● PROVIDED MATERIAL:
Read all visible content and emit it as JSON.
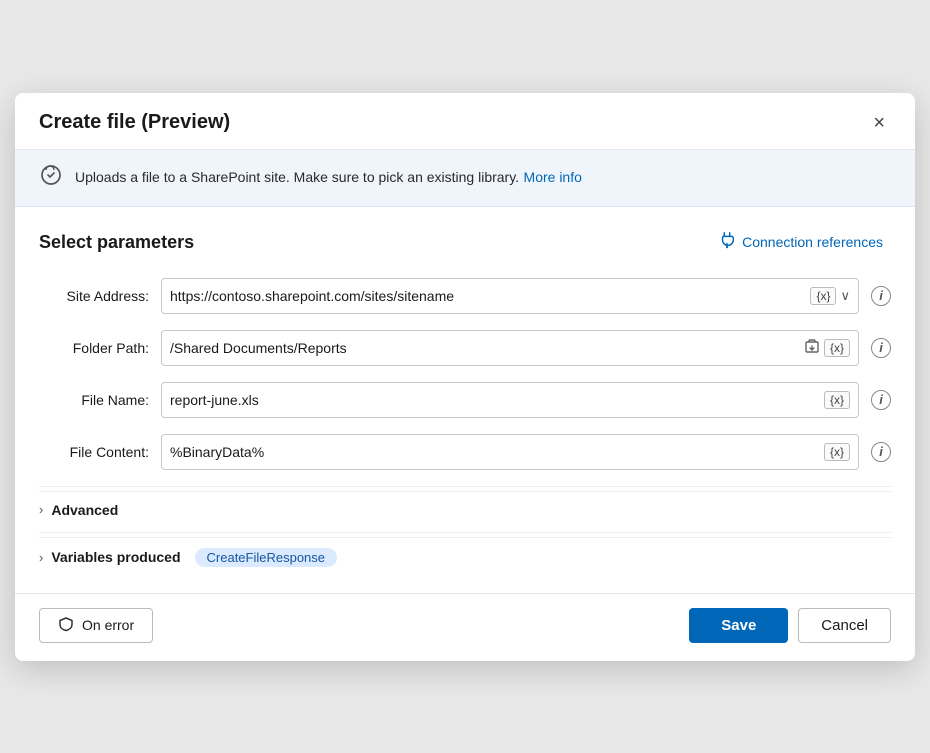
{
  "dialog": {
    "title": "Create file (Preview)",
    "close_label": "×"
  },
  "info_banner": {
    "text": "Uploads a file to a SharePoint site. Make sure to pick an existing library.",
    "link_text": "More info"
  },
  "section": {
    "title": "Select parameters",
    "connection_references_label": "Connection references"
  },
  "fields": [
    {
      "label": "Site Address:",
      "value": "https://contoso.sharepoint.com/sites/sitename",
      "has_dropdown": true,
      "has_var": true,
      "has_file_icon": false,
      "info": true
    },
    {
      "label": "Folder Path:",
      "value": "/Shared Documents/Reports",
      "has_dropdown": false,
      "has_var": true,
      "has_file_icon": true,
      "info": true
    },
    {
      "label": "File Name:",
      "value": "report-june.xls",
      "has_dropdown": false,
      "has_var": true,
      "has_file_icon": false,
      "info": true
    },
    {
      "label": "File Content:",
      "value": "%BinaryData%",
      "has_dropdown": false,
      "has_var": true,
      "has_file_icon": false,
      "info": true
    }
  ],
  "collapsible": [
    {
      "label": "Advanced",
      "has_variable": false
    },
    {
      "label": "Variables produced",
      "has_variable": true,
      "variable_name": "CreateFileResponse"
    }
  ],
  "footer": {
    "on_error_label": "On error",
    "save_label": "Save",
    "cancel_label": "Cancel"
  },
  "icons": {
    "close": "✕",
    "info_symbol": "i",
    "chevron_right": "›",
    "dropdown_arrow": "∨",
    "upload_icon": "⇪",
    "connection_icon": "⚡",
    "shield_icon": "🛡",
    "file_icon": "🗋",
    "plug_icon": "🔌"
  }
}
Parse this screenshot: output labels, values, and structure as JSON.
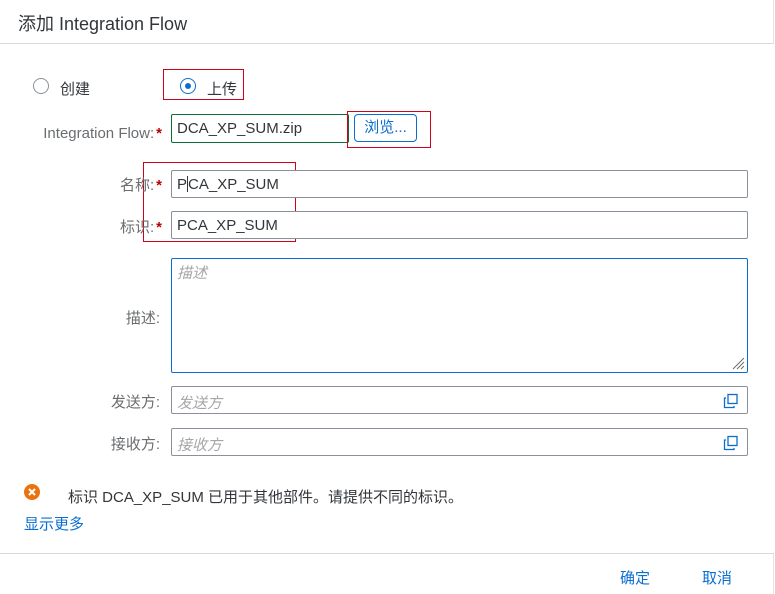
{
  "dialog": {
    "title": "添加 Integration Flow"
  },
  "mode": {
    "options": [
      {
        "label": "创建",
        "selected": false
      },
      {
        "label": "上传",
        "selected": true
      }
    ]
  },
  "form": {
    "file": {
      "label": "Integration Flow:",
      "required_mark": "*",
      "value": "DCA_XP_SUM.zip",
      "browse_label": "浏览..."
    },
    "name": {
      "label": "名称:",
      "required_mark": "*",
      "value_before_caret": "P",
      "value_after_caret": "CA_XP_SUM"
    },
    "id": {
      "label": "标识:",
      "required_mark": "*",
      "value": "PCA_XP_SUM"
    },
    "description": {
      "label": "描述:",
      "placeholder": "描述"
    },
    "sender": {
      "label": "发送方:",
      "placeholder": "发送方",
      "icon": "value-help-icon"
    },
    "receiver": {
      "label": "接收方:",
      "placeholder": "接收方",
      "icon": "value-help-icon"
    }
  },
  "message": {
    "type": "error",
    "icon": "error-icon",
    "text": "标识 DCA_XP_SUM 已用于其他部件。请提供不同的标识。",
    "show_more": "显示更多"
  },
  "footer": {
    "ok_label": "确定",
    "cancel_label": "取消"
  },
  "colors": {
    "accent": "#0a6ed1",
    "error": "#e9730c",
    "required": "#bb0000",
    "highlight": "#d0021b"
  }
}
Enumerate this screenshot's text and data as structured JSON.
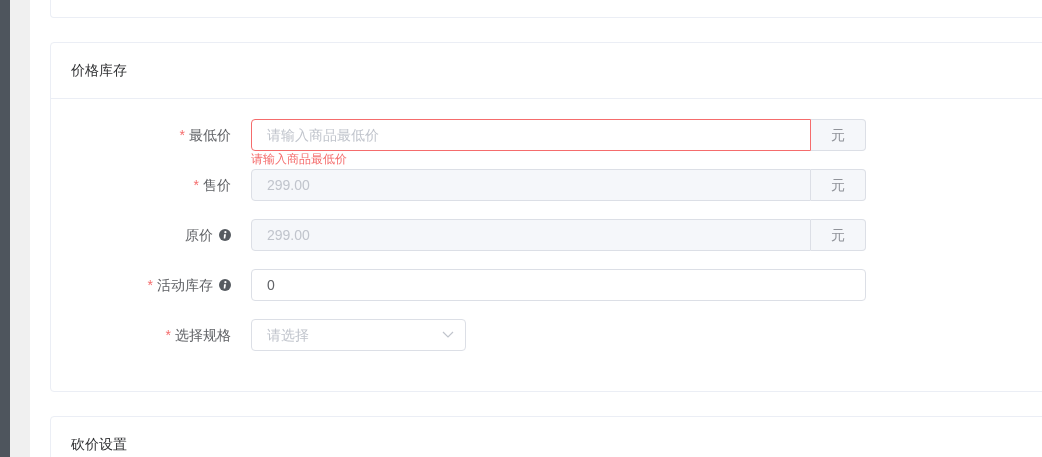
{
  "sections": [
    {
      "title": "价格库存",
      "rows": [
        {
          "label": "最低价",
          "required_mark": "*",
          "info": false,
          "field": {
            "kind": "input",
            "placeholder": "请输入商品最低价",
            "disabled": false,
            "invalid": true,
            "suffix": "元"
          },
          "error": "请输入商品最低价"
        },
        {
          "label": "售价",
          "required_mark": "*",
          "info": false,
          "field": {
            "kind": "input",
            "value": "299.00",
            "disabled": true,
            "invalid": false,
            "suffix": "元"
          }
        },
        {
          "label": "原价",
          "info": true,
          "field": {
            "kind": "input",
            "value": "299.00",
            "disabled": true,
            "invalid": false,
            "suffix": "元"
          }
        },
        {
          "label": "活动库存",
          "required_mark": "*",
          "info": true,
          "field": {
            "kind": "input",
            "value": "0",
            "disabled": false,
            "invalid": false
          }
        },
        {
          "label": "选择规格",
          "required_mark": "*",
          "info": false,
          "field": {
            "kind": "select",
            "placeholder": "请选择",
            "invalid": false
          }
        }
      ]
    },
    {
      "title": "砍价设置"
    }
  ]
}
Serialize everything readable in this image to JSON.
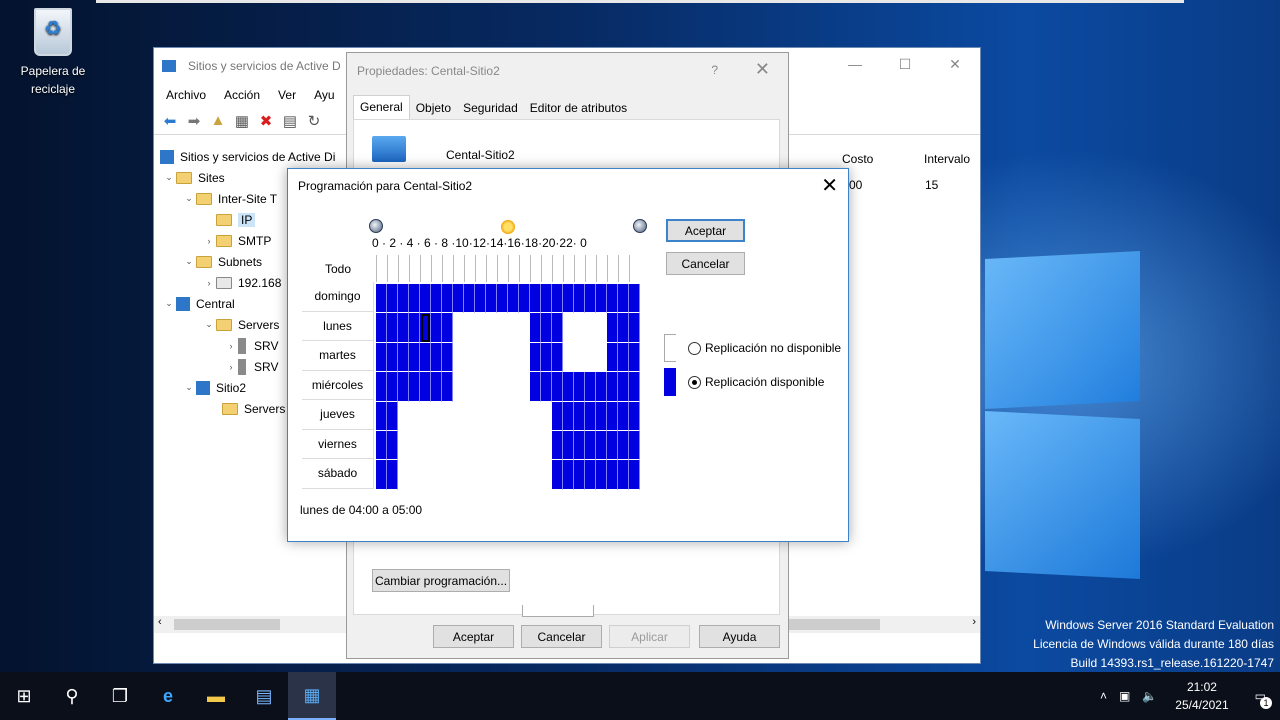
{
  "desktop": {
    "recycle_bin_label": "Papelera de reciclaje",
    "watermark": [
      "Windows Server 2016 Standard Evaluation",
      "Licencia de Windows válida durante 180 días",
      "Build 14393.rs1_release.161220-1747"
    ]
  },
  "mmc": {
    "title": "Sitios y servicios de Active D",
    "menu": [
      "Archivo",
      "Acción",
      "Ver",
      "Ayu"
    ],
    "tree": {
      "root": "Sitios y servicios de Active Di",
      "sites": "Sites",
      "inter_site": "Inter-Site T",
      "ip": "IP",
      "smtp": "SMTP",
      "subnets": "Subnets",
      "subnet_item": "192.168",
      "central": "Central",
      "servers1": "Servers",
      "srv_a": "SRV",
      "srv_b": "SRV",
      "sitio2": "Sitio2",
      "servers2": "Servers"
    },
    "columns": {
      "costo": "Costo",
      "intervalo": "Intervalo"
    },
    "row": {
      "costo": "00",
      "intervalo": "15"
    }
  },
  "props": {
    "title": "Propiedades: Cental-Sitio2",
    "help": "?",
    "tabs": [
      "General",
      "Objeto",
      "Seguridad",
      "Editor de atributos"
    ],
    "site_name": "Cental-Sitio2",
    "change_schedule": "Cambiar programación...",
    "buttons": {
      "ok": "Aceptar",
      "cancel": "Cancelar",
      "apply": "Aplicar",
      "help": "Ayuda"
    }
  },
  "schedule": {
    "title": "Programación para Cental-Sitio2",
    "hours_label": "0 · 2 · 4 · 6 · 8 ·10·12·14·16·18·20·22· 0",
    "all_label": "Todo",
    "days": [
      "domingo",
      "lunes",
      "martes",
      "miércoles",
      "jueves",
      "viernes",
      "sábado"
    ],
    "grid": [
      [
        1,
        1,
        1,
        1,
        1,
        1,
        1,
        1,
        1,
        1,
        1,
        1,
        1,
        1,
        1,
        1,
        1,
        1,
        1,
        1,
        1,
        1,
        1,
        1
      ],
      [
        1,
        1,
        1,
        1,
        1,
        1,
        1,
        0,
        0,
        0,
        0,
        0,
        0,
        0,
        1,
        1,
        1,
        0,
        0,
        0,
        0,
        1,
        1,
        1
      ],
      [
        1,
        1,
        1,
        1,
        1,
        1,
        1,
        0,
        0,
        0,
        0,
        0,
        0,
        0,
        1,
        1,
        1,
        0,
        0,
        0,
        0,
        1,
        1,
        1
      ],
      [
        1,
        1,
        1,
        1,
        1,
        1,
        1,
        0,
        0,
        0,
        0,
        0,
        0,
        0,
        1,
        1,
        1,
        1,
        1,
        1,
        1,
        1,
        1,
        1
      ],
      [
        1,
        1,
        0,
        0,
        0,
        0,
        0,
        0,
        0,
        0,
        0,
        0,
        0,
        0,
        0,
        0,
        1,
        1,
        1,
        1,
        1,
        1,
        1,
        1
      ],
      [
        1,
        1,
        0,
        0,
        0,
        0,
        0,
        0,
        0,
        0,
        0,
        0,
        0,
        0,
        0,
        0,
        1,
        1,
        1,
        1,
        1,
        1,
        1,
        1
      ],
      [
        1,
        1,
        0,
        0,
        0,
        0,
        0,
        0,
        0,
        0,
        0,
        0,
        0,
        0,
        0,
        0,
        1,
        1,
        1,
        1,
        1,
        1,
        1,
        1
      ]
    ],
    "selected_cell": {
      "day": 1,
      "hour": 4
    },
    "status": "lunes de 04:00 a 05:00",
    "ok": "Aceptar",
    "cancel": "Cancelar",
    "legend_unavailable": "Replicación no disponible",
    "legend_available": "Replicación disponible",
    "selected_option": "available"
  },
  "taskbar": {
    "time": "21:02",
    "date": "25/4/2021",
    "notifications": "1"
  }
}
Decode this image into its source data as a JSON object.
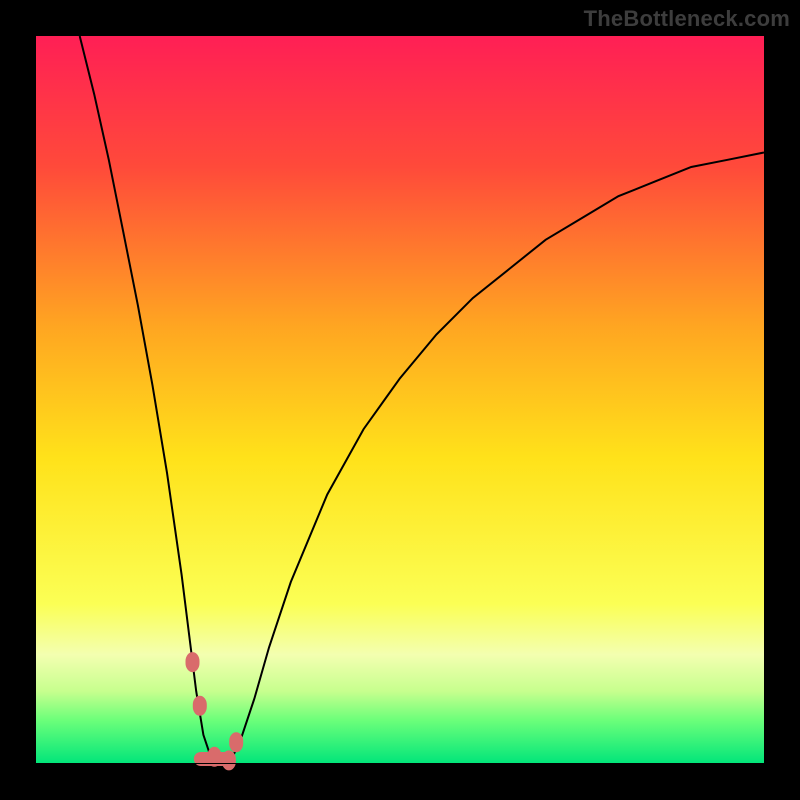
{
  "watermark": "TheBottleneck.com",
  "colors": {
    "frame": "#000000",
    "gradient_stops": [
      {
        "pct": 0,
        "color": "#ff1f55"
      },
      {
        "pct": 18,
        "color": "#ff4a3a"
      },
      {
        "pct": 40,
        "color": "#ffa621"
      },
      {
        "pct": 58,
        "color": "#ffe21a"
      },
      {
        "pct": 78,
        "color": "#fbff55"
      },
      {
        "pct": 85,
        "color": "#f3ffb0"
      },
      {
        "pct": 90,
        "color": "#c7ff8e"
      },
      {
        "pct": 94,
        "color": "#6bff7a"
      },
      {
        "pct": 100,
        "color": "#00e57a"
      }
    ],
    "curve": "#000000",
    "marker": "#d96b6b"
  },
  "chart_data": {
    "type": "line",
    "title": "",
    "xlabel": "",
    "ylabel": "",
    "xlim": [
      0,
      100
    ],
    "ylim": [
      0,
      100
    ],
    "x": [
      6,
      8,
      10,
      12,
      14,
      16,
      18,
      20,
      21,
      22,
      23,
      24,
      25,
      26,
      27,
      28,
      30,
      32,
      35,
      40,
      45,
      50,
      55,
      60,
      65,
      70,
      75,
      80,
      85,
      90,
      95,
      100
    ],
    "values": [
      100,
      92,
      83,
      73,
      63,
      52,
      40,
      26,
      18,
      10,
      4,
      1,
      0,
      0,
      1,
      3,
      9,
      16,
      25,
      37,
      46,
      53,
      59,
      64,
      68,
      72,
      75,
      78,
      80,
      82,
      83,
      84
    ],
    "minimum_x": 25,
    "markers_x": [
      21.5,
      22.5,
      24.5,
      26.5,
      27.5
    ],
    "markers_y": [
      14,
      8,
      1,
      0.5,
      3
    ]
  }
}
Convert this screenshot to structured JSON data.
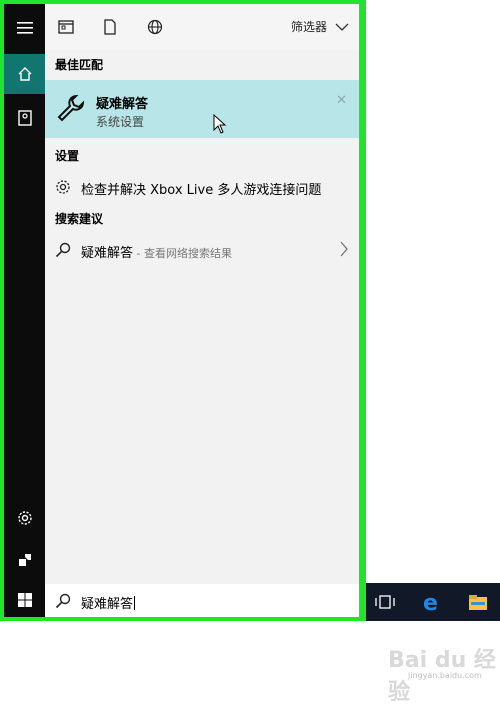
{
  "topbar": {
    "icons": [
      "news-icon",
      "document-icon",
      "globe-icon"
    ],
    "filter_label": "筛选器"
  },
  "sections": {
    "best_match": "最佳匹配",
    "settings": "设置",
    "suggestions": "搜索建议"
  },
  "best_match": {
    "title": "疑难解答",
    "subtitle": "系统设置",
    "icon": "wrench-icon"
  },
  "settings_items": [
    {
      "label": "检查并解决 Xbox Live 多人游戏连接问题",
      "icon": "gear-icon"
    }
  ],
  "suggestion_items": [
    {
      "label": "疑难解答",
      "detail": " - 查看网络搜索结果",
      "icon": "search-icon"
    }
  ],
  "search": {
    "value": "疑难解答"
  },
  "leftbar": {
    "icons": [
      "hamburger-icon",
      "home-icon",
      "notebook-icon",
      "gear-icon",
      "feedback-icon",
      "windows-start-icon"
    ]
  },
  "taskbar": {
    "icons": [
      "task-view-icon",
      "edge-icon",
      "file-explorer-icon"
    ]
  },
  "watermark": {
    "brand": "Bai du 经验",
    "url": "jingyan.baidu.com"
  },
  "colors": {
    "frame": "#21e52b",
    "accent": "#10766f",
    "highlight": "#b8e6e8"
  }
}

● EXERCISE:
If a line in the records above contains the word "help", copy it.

● EXERCISE RESPONSE:
      "icon": "value-help-icon"
      "icon": "value-help-icon"
    "help": "?",
      "help": "Ayuda"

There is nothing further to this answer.